That could evade, if unforgiven,
The patient hate and vigil long,
Of those who treasure up a wrong.
British capitalism was a dominant world power, still expanding. It policed the world for imperial power with wars across the world on a yearly basis often in a bloody way. Queen Victoria’s Jubilee was a celebration of imperial power; she sat at the head of a realm of 450 million souls, stretched across every continent.
James Connolly called the Jubilee a “feast of flunkyism” and wrote: “Join your voice with ours in protesting against the base assumption that we owe to this empire any other debt than that of hatred of all its plundering institutions.”

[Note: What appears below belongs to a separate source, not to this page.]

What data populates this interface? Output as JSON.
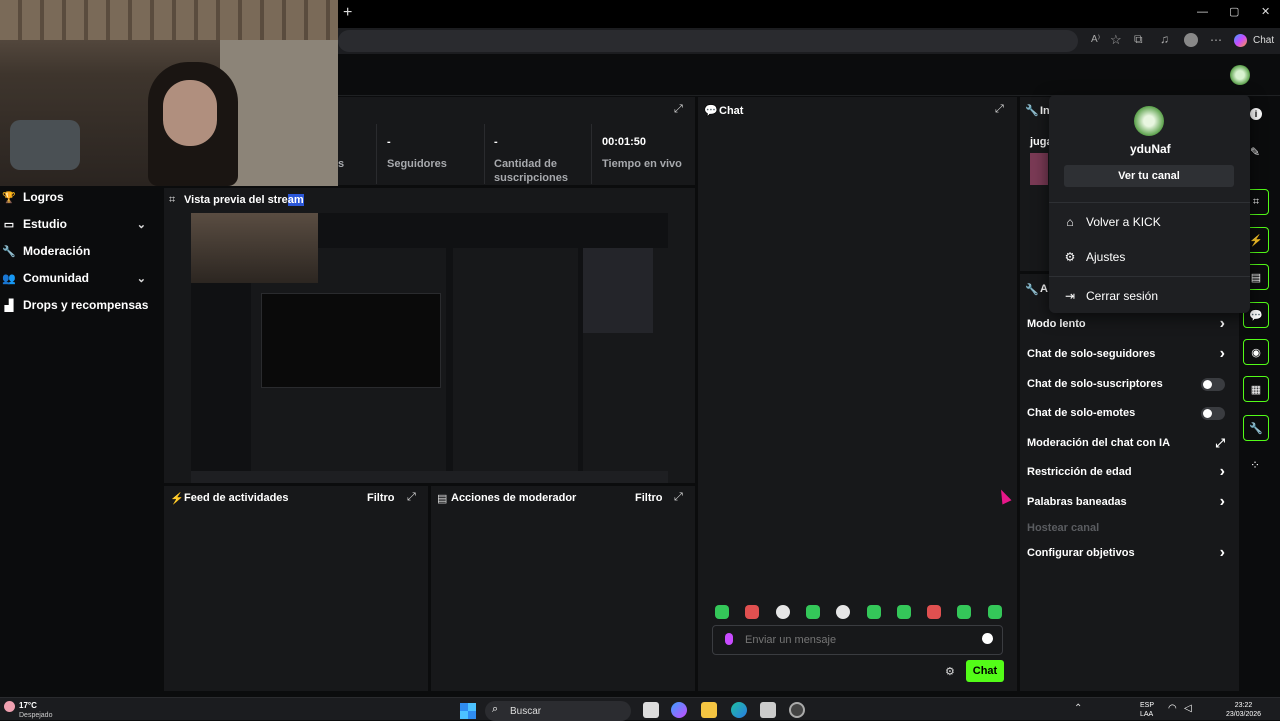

There were a series of anti-Jubilee protests in Dublin organised by socialists including, James Connolly, which led to rioting. The Irish nationalist MP John Redmond proposed an amendment to the Loyal Address to the Queen outlining the destruction her reign had caused in Ireland back to the Great Hunger and before.
A march was held across the city, with a mock coffin draped in a black cloth with the words British Empire embroidered on it. Maud Gonne organised the production of a series of black flags, on which were written statistics of the famines/starvations, evictions and other social disasters that had taken place in Ireland during the long reign of Queen Victoria. The coffin was eventually thrown into the River Liffey, with Connolly reportedly shouting as it entered the water, “Here goes the coffin of the British Empire.” He was arrested and detained overnight. According to J. L. Hyland in his book James Connolly, for Connolly this demonstration had nothing to do with chauvinistic feelings against Britain; rather it was a clear socialist republican attack on monarchy, empire and capitalism.
Maud Gonne paid James Connolly’s fine to have him released from prison.
Photo colourised by 1916 Easter Revolution in Colour